Tunebot is a music search engine developed by the Interactive Audio Lab at Northwestern University. Users can search the database by humming or singing a melody into a microphone, playing the melody on a virtual keyboard, or by typing some of the lyrics. This allows users to finally identify that song that was stuck in their head.
Tunebot is a Query by humming system. It compares a sung query to a database of musical themes by using the intervals between each note. This allows a user to sing in a different key than the target recording and still produce a match. The intervals are also unquantized to allow for other tunings besides the standard A=440Hz, since not many people in the world have perfect pitch.
In addition to note intervals, Tunebot compares a query with potential targets by using rhythmic ratios between notes. Since ratios between note lengths are used, the tempo of the performance does not affect the rhythmic similarity measure.
Queries and targets are then matched by a weighted string alignment algorithm between the note intervals and rhythmic ratios.
The database consists of unaccompanied melodies sung by contributors (a capella). Contributors log into the website and sing their examples to the system. Each of these recordings is associated with a corresponding song on Amazon. A sung query is compared to these examples. A capella sung examples are used as search keys because it is much easier to compare one unaccompanied vocal (the sung query) to another (an example search key) than it is to compare an unaccompanied vocal to a full band recording, which may contain guitar, drums, other singers, sound effects, etc.
Tunebot learns from user input, and it improve its results as each user submits more queries. Since no human can sing perfectly in tune every time they sing, the search engine must take that into account. By choosing a song from a list of ranked results, users tell Tunebot which song was correct. Tunebot then pairs that song with the user's query, analyzes the differences, and runs a Genetic Algorithm. This process tweaks the parameters that control how the system compares the user's query to the targets. For instance, if a user has no sense of rhythm, that factor of the comparison is lowered for future queries.
- B. Pardo. Finding Structure in Audio for Music Information Retrieval. IEEE Signal Processing Magazine. vol. 49 (8), pp. 49-52, 2006

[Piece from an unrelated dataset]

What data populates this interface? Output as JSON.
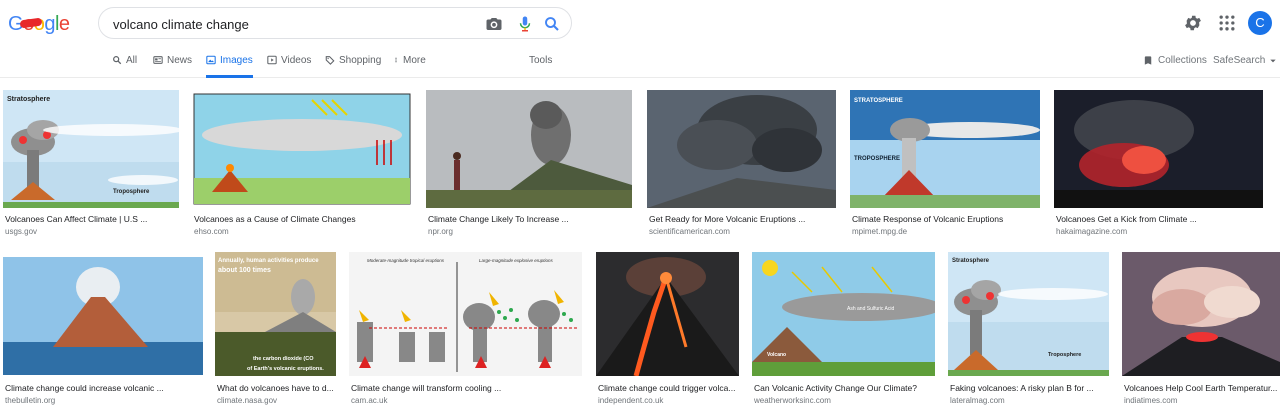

- D. Little, D. Raffensperger, B. Pardo. A Query by Humming System that Learns from Experience. Proceedings of the 8th International Conference on Music Information Retrieval, Vienna, Austria, September 23-27, 2007.
- D. Little, D. Raffensperger and B. Pardo.Online Training of a Music Search Engine. Northwestern University, Evanston, IL, NWU-EECS-07-03, 2007